**Task directions**
Produce a faithful copy of every record below, without the pictures.

═══ Supplied entries ═══

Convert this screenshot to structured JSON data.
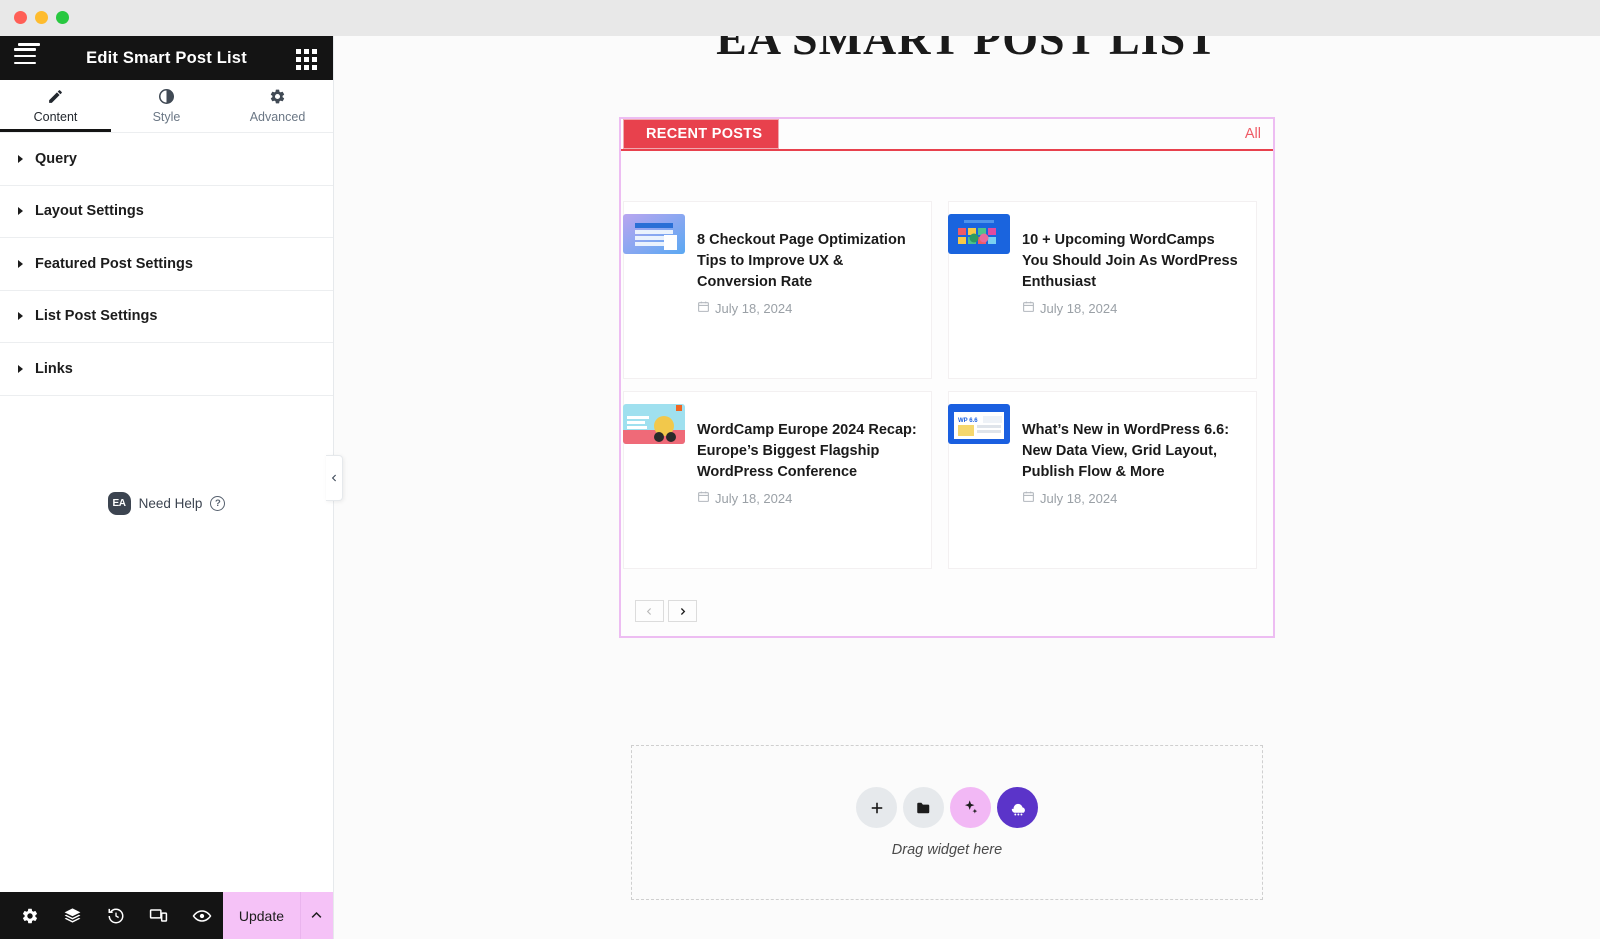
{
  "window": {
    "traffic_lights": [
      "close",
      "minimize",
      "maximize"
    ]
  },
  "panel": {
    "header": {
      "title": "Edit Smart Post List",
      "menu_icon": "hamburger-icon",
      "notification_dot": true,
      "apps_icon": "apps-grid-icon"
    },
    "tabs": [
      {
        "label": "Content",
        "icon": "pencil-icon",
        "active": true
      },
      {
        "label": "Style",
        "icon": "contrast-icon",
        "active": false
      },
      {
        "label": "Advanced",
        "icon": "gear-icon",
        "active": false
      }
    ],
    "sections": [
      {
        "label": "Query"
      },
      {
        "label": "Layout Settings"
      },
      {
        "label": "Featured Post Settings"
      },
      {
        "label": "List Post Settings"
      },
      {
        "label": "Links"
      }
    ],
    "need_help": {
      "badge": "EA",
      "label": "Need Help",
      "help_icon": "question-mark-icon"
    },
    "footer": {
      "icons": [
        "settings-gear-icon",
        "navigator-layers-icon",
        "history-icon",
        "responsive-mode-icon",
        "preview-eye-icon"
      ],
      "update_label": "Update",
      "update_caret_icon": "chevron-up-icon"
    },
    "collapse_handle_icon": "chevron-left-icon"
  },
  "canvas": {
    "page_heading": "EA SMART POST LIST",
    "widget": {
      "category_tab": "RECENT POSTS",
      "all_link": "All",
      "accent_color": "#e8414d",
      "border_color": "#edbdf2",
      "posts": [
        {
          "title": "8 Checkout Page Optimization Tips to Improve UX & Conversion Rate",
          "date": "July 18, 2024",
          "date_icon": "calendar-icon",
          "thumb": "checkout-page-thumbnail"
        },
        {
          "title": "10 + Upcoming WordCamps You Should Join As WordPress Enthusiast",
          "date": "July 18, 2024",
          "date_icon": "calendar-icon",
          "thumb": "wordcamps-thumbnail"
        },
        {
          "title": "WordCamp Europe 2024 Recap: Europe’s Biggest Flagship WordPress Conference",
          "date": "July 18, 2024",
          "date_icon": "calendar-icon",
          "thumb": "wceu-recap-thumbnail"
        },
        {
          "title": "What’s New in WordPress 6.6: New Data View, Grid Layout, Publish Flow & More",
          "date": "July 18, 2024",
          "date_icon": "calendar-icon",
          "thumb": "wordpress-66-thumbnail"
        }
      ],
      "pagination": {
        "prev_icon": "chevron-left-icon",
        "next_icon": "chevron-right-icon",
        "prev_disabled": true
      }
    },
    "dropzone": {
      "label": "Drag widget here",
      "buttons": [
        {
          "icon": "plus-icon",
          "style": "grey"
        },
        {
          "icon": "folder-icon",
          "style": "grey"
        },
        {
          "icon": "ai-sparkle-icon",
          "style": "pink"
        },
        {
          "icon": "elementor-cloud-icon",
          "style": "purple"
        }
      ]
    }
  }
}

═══

**Written solution**
Convert this screenshot to structured JSON data.
{
  "window": {
    "traffic_lights": [
      "close",
      "minimize",
      "maximize"
    ]
  },
  "panel": {
    "header": {
      "title": "Edit Smart Post List",
      "menu_icon": "hamburger-icon",
      "notification_dot": true,
      "apps_icon": "apps-grid-icon"
    },
    "tabs": [
      {
        "label": "Content",
        "icon": "pencil-icon",
        "active": true
      },
      {
        "label": "Style",
        "icon": "contrast-icon",
        "active": false
      },
      {
        "label": "Advanced",
        "icon": "gear-icon",
        "active": false
      }
    ],
    "sections": [
      {
        "label": "Query"
      },
      {
        "label": "Layout Settings"
      },
      {
        "label": "Featured Post Settings"
      },
      {
        "label": "List Post Settings"
      },
      {
        "label": "Links"
      }
    ],
    "need_help": {
      "badge": "EA",
      "label": "Need Help",
      "help_icon": "question-mark-icon"
    },
    "footer": {
      "icons": [
        "settings-gear-icon",
        "navigator-layers-icon",
        "history-icon",
        "responsive-mode-icon",
        "preview-eye-icon"
      ],
      "update_label": "Update",
      "update_caret_icon": "chevron-up-icon"
    },
    "collapse_handle_icon": "chevron-left-icon"
  },
  "canvas": {
    "page_heading": "EA SMART POST LIST",
    "widget": {
      "category_tab": "RECENT POSTS",
      "all_link": "All",
      "accent_color": "#e8414d",
      "border_color": "#edbdf2",
      "posts": [
        {
          "title": "8 Checkout Page Optimization Tips to Improve UX & Conversion Rate",
          "date": "July 18, 2024",
          "date_icon": "calendar-icon",
          "thumb": "checkout-page-thumbnail"
        },
        {
          "title": "10 + Upcoming WordCamps You Should Join As WordPress Enthusiast",
          "date": "July 18, 2024",
          "date_icon": "calendar-icon",
          "thumb": "wordcamps-thumbnail"
        },
        {
          "title": "WordCamp Europe 2024 Recap: Europe’s Biggest Flagship WordPress Conference",
          "date": "July 18, 2024",
          "date_icon": "calendar-icon",
          "thumb": "wceu-recap-thumbnail"
        },
        {
          "title": "What’s New in WordPress 6.6: New Data View, Grid Layout, Publish Flow & More",
          "date": "July 18, 2024",
          "date_icon": "calendar-icon",
          "thumb": "wordpress-66-thumbnail"
        }
      ],
      "pagination": {
        "prev_icon": "chevron-left-icon",
        "next_icon": "chevron-right-icon",
        "prev_disabled": true
      }
    },
    "dropzone": {
      "label": "Drag widget here",
      "buttons": [
        {
          "icon": "plus-icon",
          "style": "grey"
        },
        {
          "icon": "folder-icon",
          "style": "grey"
        },
        {
          "icon": "ai-sparkle-icon",
          "style": "pink"
        },
        {
          "icon": "elementor-cloud-icon",
          "style": "purple"
        }
      ]
    }
  }
}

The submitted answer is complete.